Your task: Please return every line of the records below that holds the word "icon".

══════════

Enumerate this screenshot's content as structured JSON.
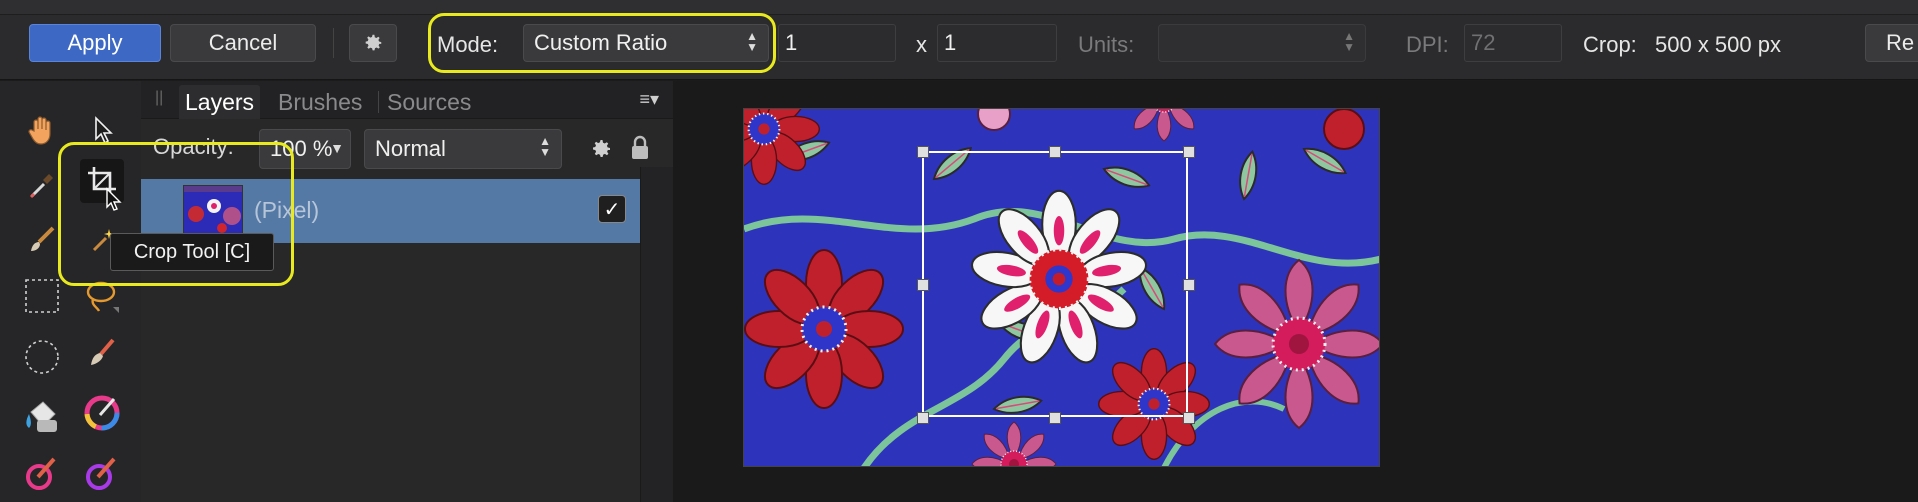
{
  "toolbar": {
    "apply_label": "Apply",
    "cancel_label": "Cancel",
    "mode_label": "Mode:",
    "mode_value": "Custom Ratio",
    "ratio_width": "1",
    "ratio_x": "x",
    "ratio_height": "1",
    "units_label": "Units:",
    "units_value": "",
    "dpi_label": "DPI:",
    "dpi_value": "72",
    "crop_label": "Crop:",
    "crop_value": "500 x 500 px",
    "reset_label": "Re"
  },
  "tools_panel": {
    "tooltip": "Crop Tool [C]",
    "tools": [
      "view-tool",
      "move-tool",
      "color-picker-tool",
      "crop-tool",
      "paint-brush-tool",
      "flood-select-tool",
      "rectangle-marquee-tool",
      "freehand-selection-tool",
      "ellipse-marquee-tool",
      "brush-tool",
      "fill-tool",
      "gradient-tool",
      "dodge-brush-tool",
      "burn-brush-tool"
    ]
  },
  "layers_panel": {
    "tabs": [
      "Layers",
      "Brushes",
      "Sources"
    ],
    "opacity_label": "Opacity:",
    "opacity_value": "100 %",
    "blend_mode": "Normal",
    "layer_name": "(Pixel)",
    "layer_visible": true
  },
  "colors": {
    "accent": "#3d68c4",
    "highlight": "#e8ea1f",
    "selected_layer": "#5479a5"
  }
}
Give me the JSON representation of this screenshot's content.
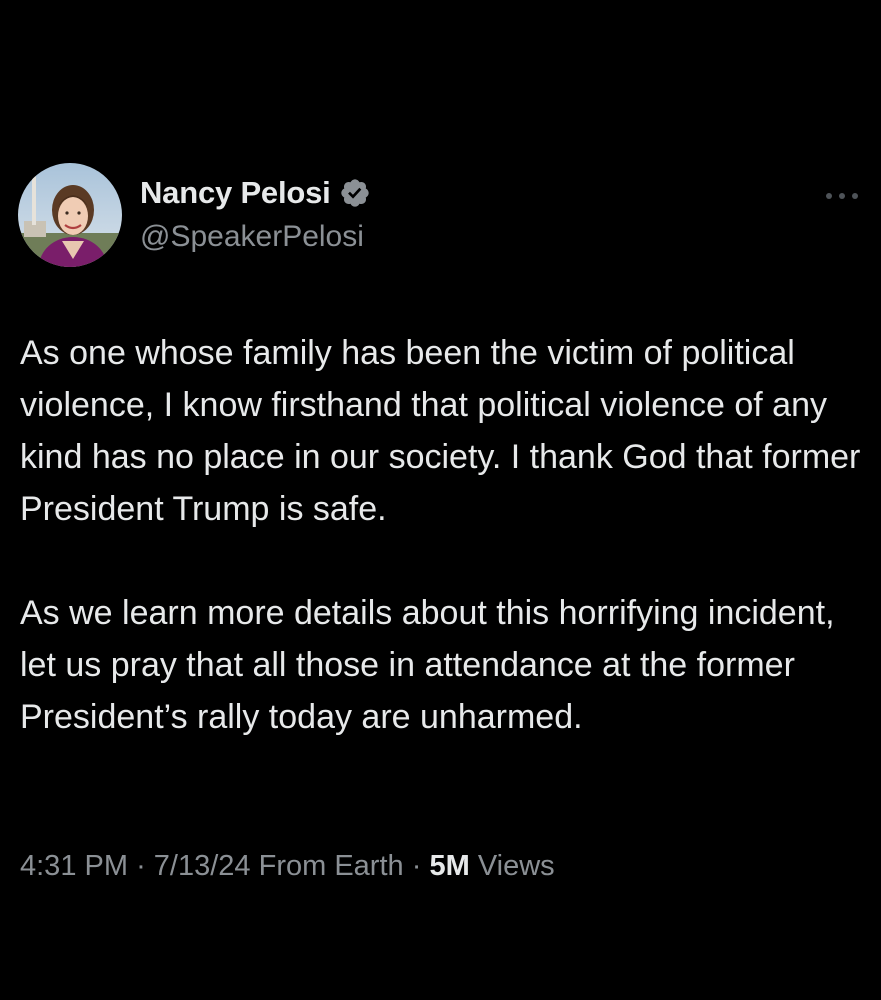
{
  "tweet": {
    "author": {
      "display_name": "Nancy Pelosi",
      "handle": "@SpeakerPelosi",
      "verified": true,
      "verified_badge_color": "#8b9095"
    },
    "more_icon": "more-horizontal-icon",
    "paragraphs": [
      "As one whose family has been the victim of political violence, I know firsthand that political violence of any kind has no place in our society. I thank God that former President Trump is safe.",
      "As we learn more details about this horrifying incident, let us pray that all those in attendance at the former President’s rally today are unharmed."
    ],
    "meta": {
      "time": "4:31 PM",
      "separator": "·",
      "date": "7/13/24",
      "source": "From Earth",
      "views_count": "5M",
      "views_label": "Views"
    }
  },
  "colors": {
    "background": "#000000",
    "primary_text": "#e7e9ea",
    "secondary_text": "#8b9095"
  }
}
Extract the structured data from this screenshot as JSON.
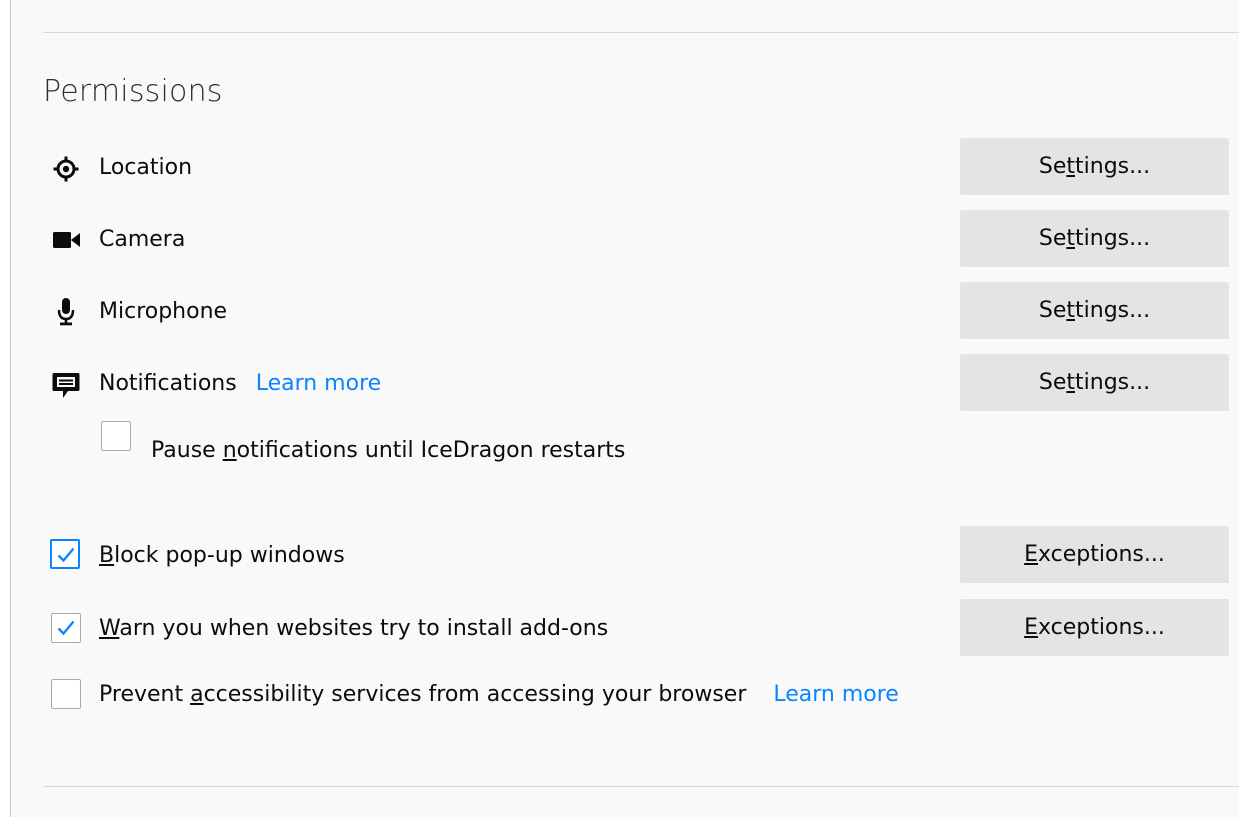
{
  "section": {
    "heading": "Permissions"
  },
  "permissions": [
    {
      "label": "Location",
      "icon": "location-icon",
      "button": {
        "pre": "Se",
        "mn": "t",
        "post": "tings..."
      }
    },
    {
      "label": "Camera",
      "icon": "camera-icon",
      "button": {
        "pre": "Se",
        "mn": "t",
        "post": "tings..."
      }
    },
    {
      "label": "Microphone",
      "icon": "microphone-icon",
      "button": {
        "pre": "Se",
        "mn": "t",
        "post": "tings..."
      }
    },
    {
      "label": "Notifications",
      "icon": "notification-icon",
      "learn_more": "Learn more",
      "button": {
        "pre": "Se",
        "mn": "t",
        "post": "tings..."
      }
    }
  ],
  "pause_notifications": {
    "pre": "Pause ",
    "mn": "n",
    "post": "otifications until IceDragon restarts",
    "checked": false
  },
  "block_popups": {
    "pre": "",
    "mn": "B",
    "post": "lock pop-up windows",
    "checked": true,
    "button": {
      "pre": "",
      "mn": "E",
      "post": "xceptions..."
    }
  },
  "warn_addons": {
    "pre": "",
    "mn": "W",
    "post": "arn you when websites try to install add-ons",
    "checked": true,
    "button": {
      "pre": "",
      "mn": "E",
      "post": "xceptions..."
    }
  },
  "prevent_a11y": {
    "pre": "Prevent ",
    "mn": "a",
    "post": "ccessibility services from accessing your browser",
    "learn_more": "Learn more",
    "checked": false
  },
  "colors": {
    "accent": "#0a84ff",
    "button_bg": "#e4e4e6",
    "panel_bg": "#f9f9fa"
  }
}
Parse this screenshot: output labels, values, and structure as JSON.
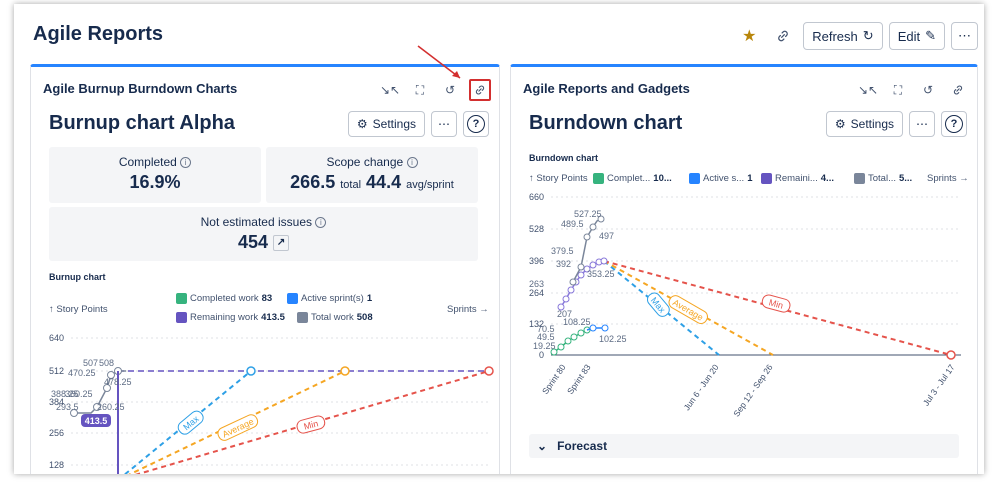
{
  "page": {
    "title": "Agile Reports",
    "refresh_label": "Refresh",
    "edit_label": "Edit",
    "more_label": "⋯"
  },
  "left_panel": {
    "title": "Agile Burnup Burndown Charts",
    "chart_title": "Burnup chart Alpha",
    "settings_label": "Settings",
    "more_label": "⋯",
    "help_label": "?",
    "stats": {
      "completed_label": "Completed",
      "completed_value": "16.9%",
      "scope_label": "Scope change",
      "scope_total": "266.5",
      "scope_total_unit": "total",
      "scope_avg": "44.4",
      "scope_avg_unit": "avg/sprint",
      "not_estimated_label": "Not estimated issues",
      "not_estimated_value": "454"
    },
    "chart_label": "Burnup chart",
    "y_axis_note": "↑ Story Points",
    "x_axis_note": "Sprints →",
    "legend": [
      {
        "label": "Completed work",
        "value": "83",
        "color": "#36b37e"
      },
      {
        "label": "Active sprint(s)",
        "value": "1",
        "color": "#2684ff"
      },
      {
        "label": "Remaining work",
        "value": "413.5",
        "color": "#6554c0"
      },
      {
        "label": "Total work",
        "value": "508",
        "color": "#7a869a"
      }
    ],
    "y_ticks": [
      "640",
      "512",
      "384",
      "256",
      "128"
    ],
    "forecast_labels": [
      "Max",
      "Average",
      "Min"
    ],
    "point_labels": [
      "507",
      "508",
      "470.25",
      "478.25",
      "388.25",
      "293.5",
      "360.25",
      "260.25",
      "413.5"
    ]
  },
  "right_panel": {
    "title": "Agile Reports and Gadgets",
    "chart_title": "Burndown chart",
    "settings_label": "Settings",
    "more_label": "⋯",
    "help_label": "?",
    "chart_label": "Burndown chart",
    "y_axis_note": "↑ Story Points",
    "x_axis_note": "Sprints →",
    "legend": [
      {
        "label": "Complet...",
        "value": "10...",
        "color": "#36b37e"
      },
      {
        "label": "Active s...",
        "value": "1",
        "color": "#2684ff"
      },
      {
        "label": "Remaini...",
        "value": "4...",
        "color": "#6554c0"
      },
      {
        "label": "Total...",
        "value": "5...",
        "color": "#7a869a"
      }
    ],
    "y_ticks": [
      "660",
      "528",
      "396",
      "264",
      "132",
      "0"
    ],
    "x_ticks": [
      "Sprint 80",
      "Sprint 83",
      "Jun 6 - Jun 20",
      "Sep 12 - Sep 26",
      "Jul 3 - Jul 17"
    ],
    "forecast_labels": [
      "Max",
      "Average",
      "Min"
    ],
    "point_labels": [
      "527.25",
      "489.5",
      "497",
      "379.5",
      "392",
      "353.25",
      "263",
      "207",
      "108.25",
      "102.25",
      "70.5",
      "49.5",
      "19.25"
    ],
    "forecast_section": "Forecast"
  }
}
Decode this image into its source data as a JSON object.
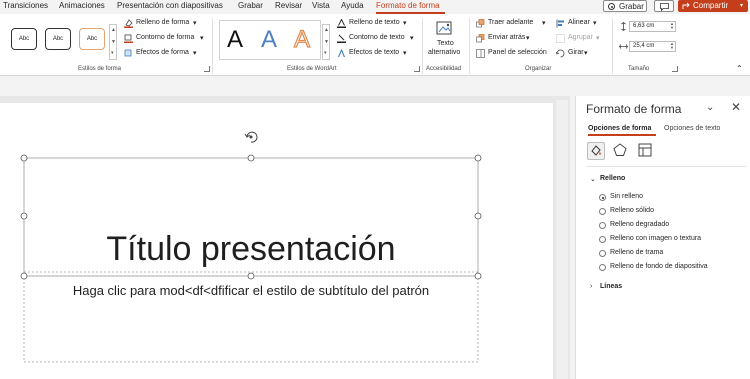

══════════

Solution:
    "more_icon": "more-horizontal-icon",
      "icon": "location-icon",
      "icon": "camera-icon",
      "icon": "microphone-icon",
      "icon": "notification-icon",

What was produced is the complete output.